→ Prompt
Every line below that holds the word "camera" must be listed.

→ Listed entries
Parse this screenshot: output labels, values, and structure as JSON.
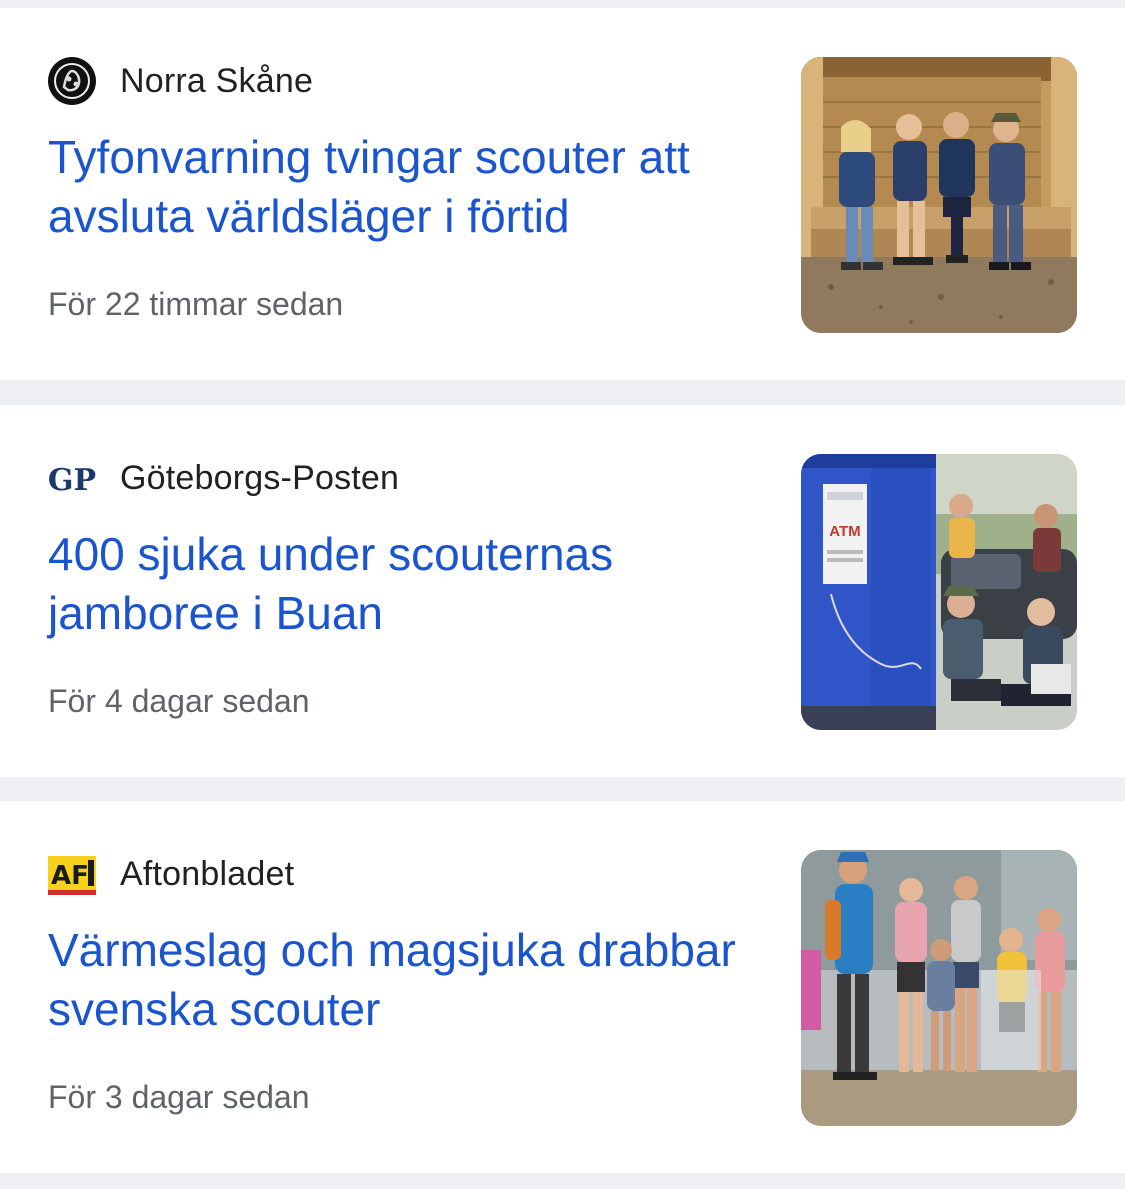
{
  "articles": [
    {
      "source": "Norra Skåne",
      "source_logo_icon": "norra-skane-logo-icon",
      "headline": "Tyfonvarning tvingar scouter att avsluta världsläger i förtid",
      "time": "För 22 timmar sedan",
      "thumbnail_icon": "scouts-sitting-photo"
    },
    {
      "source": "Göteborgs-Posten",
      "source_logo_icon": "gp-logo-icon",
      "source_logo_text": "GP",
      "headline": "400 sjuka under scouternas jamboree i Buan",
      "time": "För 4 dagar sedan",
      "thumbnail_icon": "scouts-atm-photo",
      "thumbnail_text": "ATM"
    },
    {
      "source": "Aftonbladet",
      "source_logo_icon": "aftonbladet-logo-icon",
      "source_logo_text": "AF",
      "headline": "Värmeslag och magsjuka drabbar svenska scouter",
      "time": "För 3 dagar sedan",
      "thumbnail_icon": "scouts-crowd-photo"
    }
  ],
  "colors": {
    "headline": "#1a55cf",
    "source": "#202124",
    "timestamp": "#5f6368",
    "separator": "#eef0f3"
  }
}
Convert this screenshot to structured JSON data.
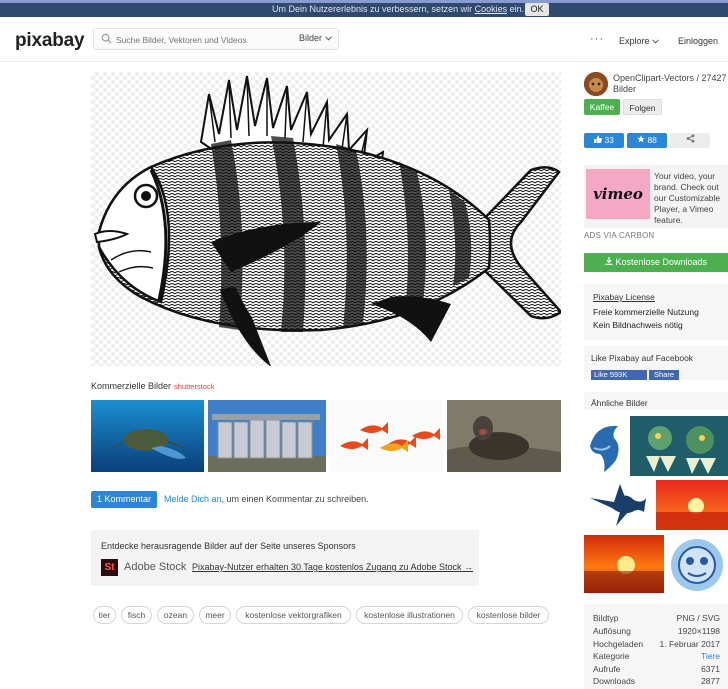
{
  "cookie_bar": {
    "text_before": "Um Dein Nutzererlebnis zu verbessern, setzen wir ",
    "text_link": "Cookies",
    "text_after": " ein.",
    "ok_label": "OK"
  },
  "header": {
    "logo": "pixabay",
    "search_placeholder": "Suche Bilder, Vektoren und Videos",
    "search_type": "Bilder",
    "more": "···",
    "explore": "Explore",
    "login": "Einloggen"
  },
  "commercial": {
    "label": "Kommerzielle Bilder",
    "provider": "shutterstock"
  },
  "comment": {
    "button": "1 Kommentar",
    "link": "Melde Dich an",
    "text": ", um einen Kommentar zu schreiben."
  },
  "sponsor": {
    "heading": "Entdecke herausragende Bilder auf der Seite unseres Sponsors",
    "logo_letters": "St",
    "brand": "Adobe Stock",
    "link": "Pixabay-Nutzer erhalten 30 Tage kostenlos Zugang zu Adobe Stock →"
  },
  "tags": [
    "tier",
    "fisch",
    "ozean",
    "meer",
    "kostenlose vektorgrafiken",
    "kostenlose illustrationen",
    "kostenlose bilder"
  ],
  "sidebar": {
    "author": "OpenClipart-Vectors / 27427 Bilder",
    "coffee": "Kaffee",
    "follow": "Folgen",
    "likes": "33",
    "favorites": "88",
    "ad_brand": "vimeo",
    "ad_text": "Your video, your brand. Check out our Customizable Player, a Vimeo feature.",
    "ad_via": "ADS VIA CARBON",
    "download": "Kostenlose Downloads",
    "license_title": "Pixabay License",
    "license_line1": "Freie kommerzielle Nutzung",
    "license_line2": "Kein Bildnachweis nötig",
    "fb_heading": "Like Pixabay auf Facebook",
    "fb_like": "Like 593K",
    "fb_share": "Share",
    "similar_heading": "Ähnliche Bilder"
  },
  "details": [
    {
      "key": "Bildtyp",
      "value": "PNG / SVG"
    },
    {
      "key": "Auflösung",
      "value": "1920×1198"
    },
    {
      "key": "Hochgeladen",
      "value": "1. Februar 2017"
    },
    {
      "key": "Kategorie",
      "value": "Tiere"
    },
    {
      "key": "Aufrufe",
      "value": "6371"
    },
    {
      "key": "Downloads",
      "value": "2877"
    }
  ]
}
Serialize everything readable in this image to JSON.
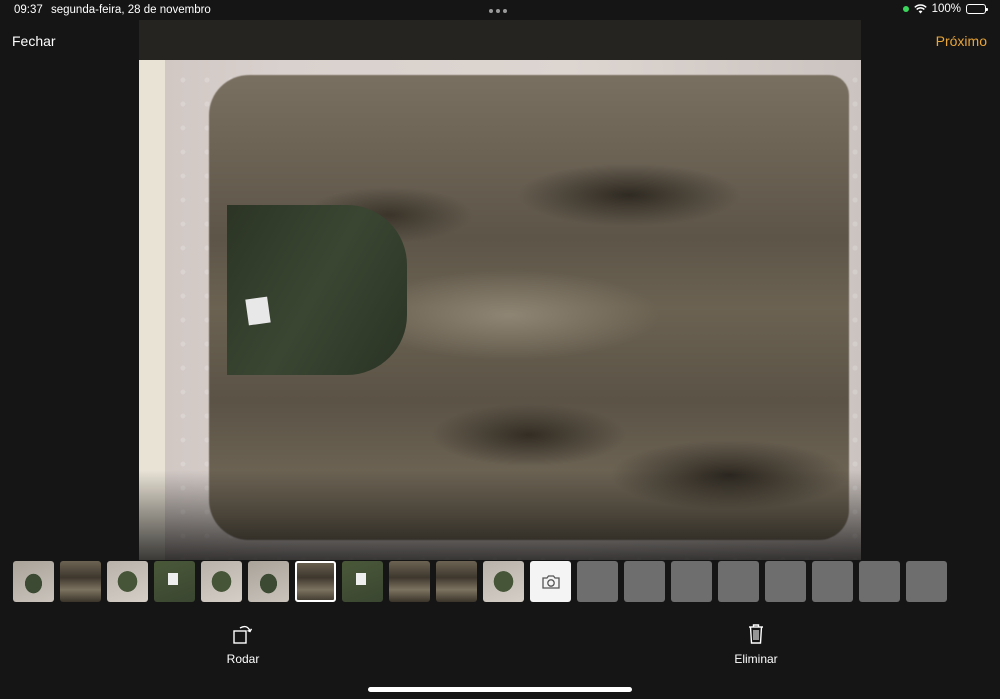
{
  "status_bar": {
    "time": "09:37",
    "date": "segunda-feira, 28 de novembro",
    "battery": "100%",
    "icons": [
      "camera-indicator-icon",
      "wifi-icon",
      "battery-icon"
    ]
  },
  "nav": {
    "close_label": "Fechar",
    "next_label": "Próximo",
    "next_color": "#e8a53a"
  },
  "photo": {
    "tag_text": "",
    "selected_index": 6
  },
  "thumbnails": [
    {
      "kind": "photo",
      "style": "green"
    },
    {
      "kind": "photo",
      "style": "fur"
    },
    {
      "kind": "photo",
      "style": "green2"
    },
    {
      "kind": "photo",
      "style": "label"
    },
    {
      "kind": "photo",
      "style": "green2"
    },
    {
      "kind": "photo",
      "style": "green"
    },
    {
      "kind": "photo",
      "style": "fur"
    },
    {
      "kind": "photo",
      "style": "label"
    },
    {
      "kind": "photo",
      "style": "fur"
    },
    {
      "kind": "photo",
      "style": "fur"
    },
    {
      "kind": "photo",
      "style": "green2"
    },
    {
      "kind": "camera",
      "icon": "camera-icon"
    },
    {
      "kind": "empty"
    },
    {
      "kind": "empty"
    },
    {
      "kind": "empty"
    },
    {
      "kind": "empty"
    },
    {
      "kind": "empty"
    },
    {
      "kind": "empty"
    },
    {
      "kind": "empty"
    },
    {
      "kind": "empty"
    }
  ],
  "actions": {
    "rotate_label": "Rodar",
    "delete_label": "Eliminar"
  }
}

→ Response area
      "camera-indicator-icon",
      "kind": "camera",
      "icon": "camera-icon"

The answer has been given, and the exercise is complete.